Complete Scots in the USA and Canada, 1825-1875. Part Two; By David Dobson; iv + 103 pp; Paperback; Published: 2001; Reprinted: 2004; ISBN: 9780806351179; Item # CF9810D
It is difficult to estimate with complete accuracy the number of Scots who came to this continent after 1825 because some Irish and Continental emigrants sailed from Scottish ports while some Scots departed via England or Ireland. We do know, however, that between 1825 and 1838 over 60,000 emigrants left Scotland bound for North America; from 1840 to 1853, nearly 30,000 emigrated there; and in 1881 alone, 38,000 left for the United States and 3,000 left for Canada, mostly via Greenock. The majority of these emigrants were skilled, educated workers from urban industrial backgrounds whose expertise was in great demand in the rapidly industrializing cities of North America. David Dobson, who is perhaps best known for his many volumes pertaining to Scottish immigration to America during the colonial and early federal periods, here builds on Part One of Scots in the USA and Canada, 1825-1875 with brief sketches of 1,100 additional Scottish men and women and their families who were part of this great exodus (see also Part Three, Part Four, and Part Five of this series).

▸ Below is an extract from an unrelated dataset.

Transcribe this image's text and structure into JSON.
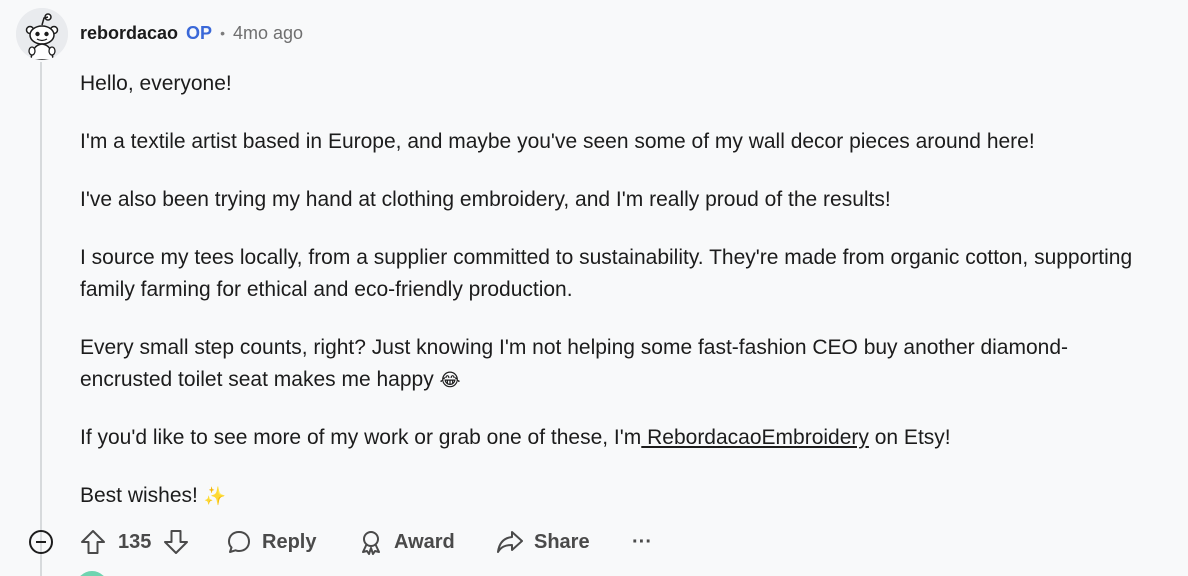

For the most part, Dobson's findings come from Scottish newspapers like the Aberdeen Journal, Fife Advertiser, Scottish Guardian, etc. as well as from a handful of documents in the National Archives of Scotland. The Scottish expatriates identified by the compiler are arranged alphabetically and invariably give, besides the individual's full name, place of residence (country, state/province, or city), an identifying date and the source of the information. In addition, many of the entries indicate the individual's date of birth, father's name and occupation or place of residence, spouse, or the name of the vessel upon which he or she arrived. Part Two of Scots in the USA and Canada, 1825-1875, thanks to Mr. Dobson, brings to 3,000 the number of Scottish emigrants to North America during the middle of the nineteenth century whose identities would otherwise be lost to history.